**Instructions to follow**: Without leaving out a single line, copy the records exactly.

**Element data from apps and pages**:
-- Opening Marker --

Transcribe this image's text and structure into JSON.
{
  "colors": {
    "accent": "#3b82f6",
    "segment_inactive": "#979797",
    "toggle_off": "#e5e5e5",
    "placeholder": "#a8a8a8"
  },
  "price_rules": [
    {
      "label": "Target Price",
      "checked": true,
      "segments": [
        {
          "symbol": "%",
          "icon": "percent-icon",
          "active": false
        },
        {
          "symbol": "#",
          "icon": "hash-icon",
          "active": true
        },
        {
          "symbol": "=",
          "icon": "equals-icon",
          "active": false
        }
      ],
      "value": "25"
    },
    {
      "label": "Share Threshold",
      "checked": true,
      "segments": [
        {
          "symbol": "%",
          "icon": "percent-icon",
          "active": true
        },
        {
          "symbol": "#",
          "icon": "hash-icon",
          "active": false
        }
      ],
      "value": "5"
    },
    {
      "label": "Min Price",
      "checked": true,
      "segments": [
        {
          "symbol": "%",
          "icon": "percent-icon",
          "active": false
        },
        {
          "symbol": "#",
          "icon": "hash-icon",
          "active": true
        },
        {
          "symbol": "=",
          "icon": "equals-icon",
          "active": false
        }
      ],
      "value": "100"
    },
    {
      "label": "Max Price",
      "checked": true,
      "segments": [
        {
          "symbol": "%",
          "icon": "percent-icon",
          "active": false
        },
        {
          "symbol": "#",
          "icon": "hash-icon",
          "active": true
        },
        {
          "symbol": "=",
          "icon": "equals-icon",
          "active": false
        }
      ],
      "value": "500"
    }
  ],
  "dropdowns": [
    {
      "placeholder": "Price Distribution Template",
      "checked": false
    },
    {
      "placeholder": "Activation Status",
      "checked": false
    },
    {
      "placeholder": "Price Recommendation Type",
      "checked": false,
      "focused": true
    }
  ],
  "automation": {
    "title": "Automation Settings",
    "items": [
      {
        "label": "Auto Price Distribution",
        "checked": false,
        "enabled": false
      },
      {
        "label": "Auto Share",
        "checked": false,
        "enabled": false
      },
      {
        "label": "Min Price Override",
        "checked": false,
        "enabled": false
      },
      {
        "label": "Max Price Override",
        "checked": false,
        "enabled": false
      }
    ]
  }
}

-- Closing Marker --

**Answer for this exercise**:
Transcribe this image's text and structure into JSON.
{
  "colors": {
    "accent": "#3b82f6",
    "segment_inactive": "#979797",
    "toggle_off": "#e5e5e5",
    "placeholder": "#a8a8a8"
  },
  "price_rules": [
    {
      "label": "Target Price",
      "checked": true,
      "segments": [
        {
          "symbol": "%",
          "icon": "percent-icon",
          "active": false
        },
        {
          "symbol": "#",
          "icon": "hash-icon",
          "active": true
        },
        {
          "symbol": "=",
          "icon": "equals-icon",
          "active": false
        }
      ],
      "value": "25"
    },
    {
      "label": "Share Threshold",
      "checked": true,
      "segments": [
        {
          "symbol": "%",
          "icon": "percent-icon",
          "active": true
        },
        {
          "symbol": "#",
          "icon": "hash-icon",
          "active": false
        }
      ],
      "value": "5"
    },
    {
      "label": "Min Price",
      "checked": true,
      "segments": [
        {
          "symbol": "%",
          "icon": "percent-icon",
          "active": false
        },
        {
          "symbol": "#",
          "icon": "hash-icon",
          "active": true
        },
        {
          "symbol": "=",
          "icon": "equals-icon",
          "active": false
        }
      ],
      "value": "100"
    },
    {
      "label": "Max Price",
      "checked": true,
      "segments": [
        {
          "symbol": "%",
          "icon": "percent-icon",
          "active": false
        },
        {
          "symbol": "#",
          "icon": "hash-icon",
          "active": true
        },
        {
          "symbol": "=",
          "icon": "equals-icon",
          "active": false
        }
      ],
      "value": "500"
    }
  ],
  "dropdowns": [
    {
      "placeholder": "Price Distribution Template",
      "checked": false
    },
    {
      "placeholder": "Activation Status",
      "checked": false
    },
    {
      "placeholder": "Price Recommendation Type",
      "checked": false,
      "focused": true
    }
  ],
  "automation": {
    "title": "Automation Settings",
    "items": [
      {
        "label": "Auto Price Distribution",
        "checked": false,
        "enabled": false
      },
      {
        "label": "Auto Share",
        "checked": false,
        "enabled": false
      },
      {
        "label": "Min Price Override",
        "checked": false,
        "enabled": false
      },
      {
        "label": "Max Price Override",
        "checked": false,
        "enabled": false
      }
    ]
  }
}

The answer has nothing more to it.